**Task:** Filter on the word "JSON": copy each matching line from the listing below.

**Data to examine:**
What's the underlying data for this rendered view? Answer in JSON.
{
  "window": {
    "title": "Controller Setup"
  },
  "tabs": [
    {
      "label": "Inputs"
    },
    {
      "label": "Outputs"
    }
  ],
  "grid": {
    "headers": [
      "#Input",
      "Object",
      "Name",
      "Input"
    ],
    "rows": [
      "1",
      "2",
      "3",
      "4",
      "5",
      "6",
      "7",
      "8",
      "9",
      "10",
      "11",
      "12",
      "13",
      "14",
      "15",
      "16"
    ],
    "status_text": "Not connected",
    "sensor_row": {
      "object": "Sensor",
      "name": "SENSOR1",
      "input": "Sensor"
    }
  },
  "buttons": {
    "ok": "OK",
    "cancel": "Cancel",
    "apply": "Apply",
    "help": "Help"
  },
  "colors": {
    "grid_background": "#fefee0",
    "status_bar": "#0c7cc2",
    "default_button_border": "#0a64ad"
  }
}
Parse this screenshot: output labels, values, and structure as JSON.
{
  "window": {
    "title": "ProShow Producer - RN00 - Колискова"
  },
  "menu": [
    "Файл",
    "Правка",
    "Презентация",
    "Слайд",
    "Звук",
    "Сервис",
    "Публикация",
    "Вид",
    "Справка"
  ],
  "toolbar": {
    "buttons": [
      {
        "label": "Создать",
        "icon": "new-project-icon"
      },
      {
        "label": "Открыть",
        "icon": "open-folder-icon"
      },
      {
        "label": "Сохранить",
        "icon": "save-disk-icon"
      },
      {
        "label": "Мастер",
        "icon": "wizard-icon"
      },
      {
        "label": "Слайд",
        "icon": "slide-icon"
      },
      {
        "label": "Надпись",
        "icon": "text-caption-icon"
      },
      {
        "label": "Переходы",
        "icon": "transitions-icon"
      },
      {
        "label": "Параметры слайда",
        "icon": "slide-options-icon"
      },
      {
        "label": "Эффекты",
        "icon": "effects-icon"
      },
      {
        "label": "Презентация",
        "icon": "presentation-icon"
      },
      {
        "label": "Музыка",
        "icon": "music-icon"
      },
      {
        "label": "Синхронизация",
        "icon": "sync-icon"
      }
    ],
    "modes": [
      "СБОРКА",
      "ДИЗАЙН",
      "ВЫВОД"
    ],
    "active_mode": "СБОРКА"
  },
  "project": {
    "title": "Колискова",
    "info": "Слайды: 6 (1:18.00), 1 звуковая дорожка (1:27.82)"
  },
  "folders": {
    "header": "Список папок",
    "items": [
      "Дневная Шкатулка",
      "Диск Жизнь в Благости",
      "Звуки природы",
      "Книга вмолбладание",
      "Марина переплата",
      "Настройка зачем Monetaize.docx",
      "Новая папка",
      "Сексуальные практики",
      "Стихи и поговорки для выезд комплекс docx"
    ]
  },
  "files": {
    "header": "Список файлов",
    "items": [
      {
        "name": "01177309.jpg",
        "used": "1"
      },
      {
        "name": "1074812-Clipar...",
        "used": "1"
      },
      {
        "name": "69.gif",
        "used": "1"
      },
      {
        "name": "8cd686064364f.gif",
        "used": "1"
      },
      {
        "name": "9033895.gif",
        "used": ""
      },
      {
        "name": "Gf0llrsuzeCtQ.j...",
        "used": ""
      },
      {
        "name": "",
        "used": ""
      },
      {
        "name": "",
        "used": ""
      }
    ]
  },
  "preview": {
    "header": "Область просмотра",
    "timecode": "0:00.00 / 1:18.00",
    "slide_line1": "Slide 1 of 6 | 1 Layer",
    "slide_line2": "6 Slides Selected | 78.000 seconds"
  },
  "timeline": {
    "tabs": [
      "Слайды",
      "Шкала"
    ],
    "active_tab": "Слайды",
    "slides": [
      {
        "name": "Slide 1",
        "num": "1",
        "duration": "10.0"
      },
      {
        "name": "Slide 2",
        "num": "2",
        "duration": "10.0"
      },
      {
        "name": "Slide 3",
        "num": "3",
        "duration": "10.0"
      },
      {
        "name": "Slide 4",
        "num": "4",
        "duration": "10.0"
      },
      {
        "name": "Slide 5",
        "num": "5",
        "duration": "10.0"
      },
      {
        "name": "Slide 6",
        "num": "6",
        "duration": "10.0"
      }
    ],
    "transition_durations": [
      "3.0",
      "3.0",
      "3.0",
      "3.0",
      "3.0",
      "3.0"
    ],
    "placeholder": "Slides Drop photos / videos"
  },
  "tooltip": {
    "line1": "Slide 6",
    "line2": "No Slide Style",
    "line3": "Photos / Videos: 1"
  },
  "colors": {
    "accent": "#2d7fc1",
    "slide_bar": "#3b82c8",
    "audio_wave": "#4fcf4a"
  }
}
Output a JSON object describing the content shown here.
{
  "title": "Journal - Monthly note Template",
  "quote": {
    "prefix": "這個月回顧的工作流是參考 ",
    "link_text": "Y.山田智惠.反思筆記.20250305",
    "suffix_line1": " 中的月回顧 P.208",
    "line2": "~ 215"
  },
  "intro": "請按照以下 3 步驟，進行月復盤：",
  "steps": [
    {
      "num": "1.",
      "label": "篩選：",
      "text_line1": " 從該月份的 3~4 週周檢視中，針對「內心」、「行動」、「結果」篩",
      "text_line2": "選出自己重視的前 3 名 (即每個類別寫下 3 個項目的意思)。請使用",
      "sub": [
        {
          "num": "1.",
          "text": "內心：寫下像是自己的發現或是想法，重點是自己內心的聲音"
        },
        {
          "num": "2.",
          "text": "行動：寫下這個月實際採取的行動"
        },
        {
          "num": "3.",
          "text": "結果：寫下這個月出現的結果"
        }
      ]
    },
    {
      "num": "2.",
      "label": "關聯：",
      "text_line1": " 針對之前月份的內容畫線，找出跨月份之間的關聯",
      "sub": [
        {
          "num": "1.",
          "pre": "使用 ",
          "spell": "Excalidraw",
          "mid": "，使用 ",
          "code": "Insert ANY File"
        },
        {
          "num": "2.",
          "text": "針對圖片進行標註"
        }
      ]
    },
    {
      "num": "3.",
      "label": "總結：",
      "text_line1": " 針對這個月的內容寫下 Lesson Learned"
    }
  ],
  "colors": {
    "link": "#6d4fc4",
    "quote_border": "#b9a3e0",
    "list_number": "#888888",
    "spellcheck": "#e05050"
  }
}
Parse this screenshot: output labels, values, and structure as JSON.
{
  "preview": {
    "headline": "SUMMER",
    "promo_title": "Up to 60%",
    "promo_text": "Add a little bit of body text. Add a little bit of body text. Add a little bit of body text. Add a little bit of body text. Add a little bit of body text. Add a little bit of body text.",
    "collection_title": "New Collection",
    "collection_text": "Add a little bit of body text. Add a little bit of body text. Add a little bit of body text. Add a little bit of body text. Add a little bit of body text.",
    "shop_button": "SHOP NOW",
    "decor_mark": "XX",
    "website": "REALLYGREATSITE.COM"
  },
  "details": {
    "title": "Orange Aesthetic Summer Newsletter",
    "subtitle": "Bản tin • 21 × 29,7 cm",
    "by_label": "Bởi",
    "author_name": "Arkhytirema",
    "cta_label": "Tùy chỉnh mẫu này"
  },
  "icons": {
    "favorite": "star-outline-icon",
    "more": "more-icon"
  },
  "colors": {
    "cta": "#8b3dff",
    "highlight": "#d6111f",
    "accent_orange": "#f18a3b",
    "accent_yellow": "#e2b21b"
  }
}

**Solution to this problem:**
What's the underlying data for this rendered view? Answer in JSON.
Parse this screenshot: output labels, values, and structure as JSON.
Output a JSON object describing the content shown here.
Parse this screenshot: output labels, values, and structure as JSON.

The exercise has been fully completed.